A book chapter I co-wrote with Professor Nick Williamson last fall is now available in the new textbook Global Entrepreneurship (2nd edition). The publisher’s site has the full table of contents. One of the book editors, Professor Dianne Welsh, is the entrepreneurship program director for UNCG and recruited Nick and me to write about Export Odyssey.
The writing process was interesting for this one. Professor Williamson and I met a few times to plan our outline, the major issues, and most-telling anecdotes. Then he wrote a complete draft and asked me to review it and suggest any changes. Which I did. And that was about it, to be honest. I later told him I felt guilty for my limited amount of writing, but he responded that my long role as co-teacher of the Export Odyssey class and research consultant for the students teams warrants not having to work hard on the book chapter. So if your library gets this book and you notice the writing style of the export chapter is very different from the writing style of this blog, well, that’s why.
Professor Williamson likes to call me the “Electronic Business Reference Librarian” (EBRL) and extols the vital role business librarians can play in supporting experiential learning in exports. He lists the EBRL as well as “Personnel with the United States Department of Commerce – International Division” and “Personnel with a freight forwarding company” as key players for any exporter. We keep good company, apparently. Specifically the chapter states that the business librarian can support:
- Identification of best export market to target
- Identification of the best downstream customer type (e.g., export channel)
- Identification of specific companies in the U. S. and abroad who are “head on” competitors
- Identification of potential customer companies in the targeted country
- Identification of electronic databases that offer insight into
- Character of competition in targeted foreign market
- Nature of needs of potential customers in targeted foreign market
Our Export Odyssey mantra:
The more Internet intensive, the more electronically intensive, the more database intensive, the more key word and code number search intensive the export marketing activities are, the faster, the less expensive, and the better that the export marketing activities are for the exporter.
Since this book is a textbook, we also had to contribute ten questions for the end of the chapter.
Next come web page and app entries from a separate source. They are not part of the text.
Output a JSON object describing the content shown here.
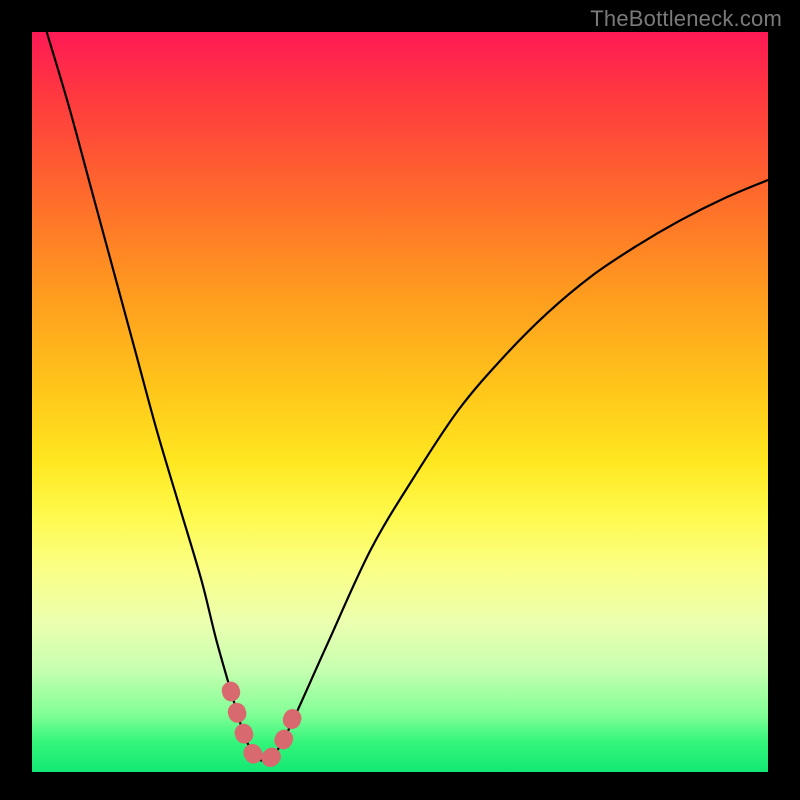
{
  "watermark": "TheBottleneck.com",
  "chart_data": {
    "type": "line",
    "title": "",
    "xlabel": "",
    "ylabel": "",
    "xlim": [
      0,
      100
    ],
    "ylim": [
      0,
      100
    ],
    "series": [
      {
        "name": "bottleneck-curve",
        "color": "#000000",
        "x": [
          2,
          5,
          8,
          11,
          14,
          17,
          20,
          23,
          25,
          27,
          28.5,
          30,
          31.5,
          33,
          35,
          40,
          46,
          52,
          58,
          64,
          70,
          76,
          82,
          88,
          94,
          100
        ],
        "y": [
          100,
          90,
          79,
          68,
          57,
          46,
          36,
          26,
          18,
          11,
          6,
          2.5,
          1.5,
          2.5,
          6,
          17,
          30,
          40,
          49,
          56,
          62,
          67,
          71,
          74.5,
          77.5,
          80
        ]
      },
      {
        "name": "highlight-bottom",
        "color": "#d86a6f",
        "x": [
          27,
          28.5,
          30,
          31.5,
          33,
          34.5,
          36
        ],
        "y": [
          11,
          6,
          2.5,
          1.5,
          2.5,
          5,
          9
        ]
      }
    ]
  }
}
For example:
The Small Business Administration (SBA) loan program that can be used to support buildings, construction and land relevant to exporting is the
- Export Working Capital Program
- International Trade Loan Program
- Export Express Program
- None of the preceding is correct.
And we had to create a PowerPoint version of the chapter.
For my next post I promise not to discuss books or book chapters.